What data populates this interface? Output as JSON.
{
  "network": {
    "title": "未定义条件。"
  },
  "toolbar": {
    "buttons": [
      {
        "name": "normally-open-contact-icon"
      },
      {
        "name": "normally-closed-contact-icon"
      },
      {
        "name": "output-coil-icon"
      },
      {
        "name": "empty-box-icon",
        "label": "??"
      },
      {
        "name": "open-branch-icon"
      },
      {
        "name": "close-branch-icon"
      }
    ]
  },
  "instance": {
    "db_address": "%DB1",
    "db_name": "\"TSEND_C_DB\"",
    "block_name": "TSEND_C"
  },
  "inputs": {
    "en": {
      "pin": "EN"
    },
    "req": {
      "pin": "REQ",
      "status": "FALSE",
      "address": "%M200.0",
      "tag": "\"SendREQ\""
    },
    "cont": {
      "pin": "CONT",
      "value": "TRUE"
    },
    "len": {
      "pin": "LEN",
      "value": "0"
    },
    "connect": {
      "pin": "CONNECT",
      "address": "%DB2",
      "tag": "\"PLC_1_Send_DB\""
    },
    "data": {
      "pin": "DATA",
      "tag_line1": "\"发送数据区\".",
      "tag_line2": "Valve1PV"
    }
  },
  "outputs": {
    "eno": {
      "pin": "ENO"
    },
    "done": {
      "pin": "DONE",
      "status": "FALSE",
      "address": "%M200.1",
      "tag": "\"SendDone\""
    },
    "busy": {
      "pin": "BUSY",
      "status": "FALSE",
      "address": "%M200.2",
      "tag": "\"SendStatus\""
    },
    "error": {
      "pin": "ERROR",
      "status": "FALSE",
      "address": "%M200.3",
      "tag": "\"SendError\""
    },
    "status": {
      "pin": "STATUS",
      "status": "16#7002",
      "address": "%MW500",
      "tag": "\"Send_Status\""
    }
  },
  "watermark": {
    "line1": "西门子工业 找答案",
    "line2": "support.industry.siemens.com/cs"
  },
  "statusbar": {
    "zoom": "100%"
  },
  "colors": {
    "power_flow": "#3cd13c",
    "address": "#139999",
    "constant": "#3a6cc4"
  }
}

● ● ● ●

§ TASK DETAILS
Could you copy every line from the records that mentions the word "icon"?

§ WRITTEN REPLY
        "name": "normally-open-contact-icon"
        "name": "normally-closed-contact-icon"
        "name": "output-coil-icon"
        "name": "empty-box-icon",
        "name": "open-branch-icon"
        "name": "close-branch-icon"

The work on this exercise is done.